EXERCISE OBJECTIVE: Please work out how many lines in the entries below include the string "ENTER", and reply with the number alone.

╭─ EXTRACTED ENTRIES

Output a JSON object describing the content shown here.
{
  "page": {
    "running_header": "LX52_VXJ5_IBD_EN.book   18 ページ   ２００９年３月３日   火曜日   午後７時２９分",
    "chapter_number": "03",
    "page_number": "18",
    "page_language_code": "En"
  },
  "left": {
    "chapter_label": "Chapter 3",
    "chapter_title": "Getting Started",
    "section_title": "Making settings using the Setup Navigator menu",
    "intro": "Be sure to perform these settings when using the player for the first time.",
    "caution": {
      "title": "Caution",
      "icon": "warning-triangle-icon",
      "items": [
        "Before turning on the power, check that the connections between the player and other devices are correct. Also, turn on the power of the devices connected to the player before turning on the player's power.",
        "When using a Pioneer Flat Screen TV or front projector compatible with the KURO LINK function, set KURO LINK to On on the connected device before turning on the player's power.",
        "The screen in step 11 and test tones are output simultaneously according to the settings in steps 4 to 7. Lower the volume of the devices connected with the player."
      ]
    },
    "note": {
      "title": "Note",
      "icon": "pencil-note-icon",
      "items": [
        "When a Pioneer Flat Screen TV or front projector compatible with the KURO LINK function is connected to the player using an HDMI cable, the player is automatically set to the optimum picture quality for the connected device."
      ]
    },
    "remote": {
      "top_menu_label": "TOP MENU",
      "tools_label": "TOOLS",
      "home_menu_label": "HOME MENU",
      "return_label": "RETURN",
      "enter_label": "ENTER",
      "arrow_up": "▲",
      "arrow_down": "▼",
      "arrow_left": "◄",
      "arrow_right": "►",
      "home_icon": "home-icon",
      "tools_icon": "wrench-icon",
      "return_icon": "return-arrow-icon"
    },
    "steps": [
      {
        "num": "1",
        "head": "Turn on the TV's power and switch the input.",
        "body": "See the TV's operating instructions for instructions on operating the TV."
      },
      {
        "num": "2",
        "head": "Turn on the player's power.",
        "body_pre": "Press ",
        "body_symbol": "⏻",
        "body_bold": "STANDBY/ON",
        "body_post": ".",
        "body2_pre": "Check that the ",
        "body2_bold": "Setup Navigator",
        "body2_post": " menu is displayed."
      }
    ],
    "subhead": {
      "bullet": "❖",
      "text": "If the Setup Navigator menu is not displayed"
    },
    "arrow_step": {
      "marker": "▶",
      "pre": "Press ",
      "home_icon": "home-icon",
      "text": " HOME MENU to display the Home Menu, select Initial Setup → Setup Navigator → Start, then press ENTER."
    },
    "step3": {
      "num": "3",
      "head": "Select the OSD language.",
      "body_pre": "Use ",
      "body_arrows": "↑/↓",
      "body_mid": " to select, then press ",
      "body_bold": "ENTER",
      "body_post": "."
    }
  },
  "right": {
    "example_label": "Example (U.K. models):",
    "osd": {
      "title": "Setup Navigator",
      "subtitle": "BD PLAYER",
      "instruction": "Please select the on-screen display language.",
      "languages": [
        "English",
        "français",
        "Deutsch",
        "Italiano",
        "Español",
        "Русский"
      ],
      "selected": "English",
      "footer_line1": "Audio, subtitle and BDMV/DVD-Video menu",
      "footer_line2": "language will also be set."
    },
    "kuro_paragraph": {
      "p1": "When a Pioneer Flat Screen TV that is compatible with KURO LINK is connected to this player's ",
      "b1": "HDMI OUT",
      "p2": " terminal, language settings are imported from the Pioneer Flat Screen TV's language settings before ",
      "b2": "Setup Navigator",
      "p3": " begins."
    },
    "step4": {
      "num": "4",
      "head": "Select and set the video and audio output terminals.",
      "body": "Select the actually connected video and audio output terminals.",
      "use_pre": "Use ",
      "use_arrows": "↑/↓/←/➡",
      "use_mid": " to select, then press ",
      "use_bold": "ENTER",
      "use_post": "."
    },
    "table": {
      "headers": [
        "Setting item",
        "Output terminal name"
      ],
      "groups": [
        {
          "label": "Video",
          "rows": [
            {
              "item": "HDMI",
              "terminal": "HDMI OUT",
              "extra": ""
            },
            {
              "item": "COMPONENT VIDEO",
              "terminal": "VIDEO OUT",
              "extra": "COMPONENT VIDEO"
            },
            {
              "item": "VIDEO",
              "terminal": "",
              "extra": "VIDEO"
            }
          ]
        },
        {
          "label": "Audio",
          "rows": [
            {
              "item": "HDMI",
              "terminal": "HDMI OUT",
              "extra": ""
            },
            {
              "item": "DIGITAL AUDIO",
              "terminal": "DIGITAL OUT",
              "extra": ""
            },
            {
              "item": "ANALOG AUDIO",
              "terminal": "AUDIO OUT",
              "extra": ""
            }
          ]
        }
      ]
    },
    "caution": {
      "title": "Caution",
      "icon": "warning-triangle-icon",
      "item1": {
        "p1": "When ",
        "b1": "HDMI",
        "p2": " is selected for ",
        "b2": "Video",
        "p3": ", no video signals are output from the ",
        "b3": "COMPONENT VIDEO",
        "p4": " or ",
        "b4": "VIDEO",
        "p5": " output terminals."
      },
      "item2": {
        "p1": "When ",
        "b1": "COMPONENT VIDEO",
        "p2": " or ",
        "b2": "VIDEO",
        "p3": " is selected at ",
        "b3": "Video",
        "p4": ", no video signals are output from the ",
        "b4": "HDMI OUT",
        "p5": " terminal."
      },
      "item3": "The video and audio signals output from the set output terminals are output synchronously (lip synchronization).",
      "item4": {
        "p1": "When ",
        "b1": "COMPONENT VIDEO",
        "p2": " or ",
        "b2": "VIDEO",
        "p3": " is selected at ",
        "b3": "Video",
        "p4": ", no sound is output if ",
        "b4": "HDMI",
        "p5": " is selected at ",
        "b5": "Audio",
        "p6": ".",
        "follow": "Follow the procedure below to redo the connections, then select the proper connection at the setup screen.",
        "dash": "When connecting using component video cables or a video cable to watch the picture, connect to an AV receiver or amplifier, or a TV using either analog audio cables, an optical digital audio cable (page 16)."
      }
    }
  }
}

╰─

SOLUTION TO THE EXERCISE: 4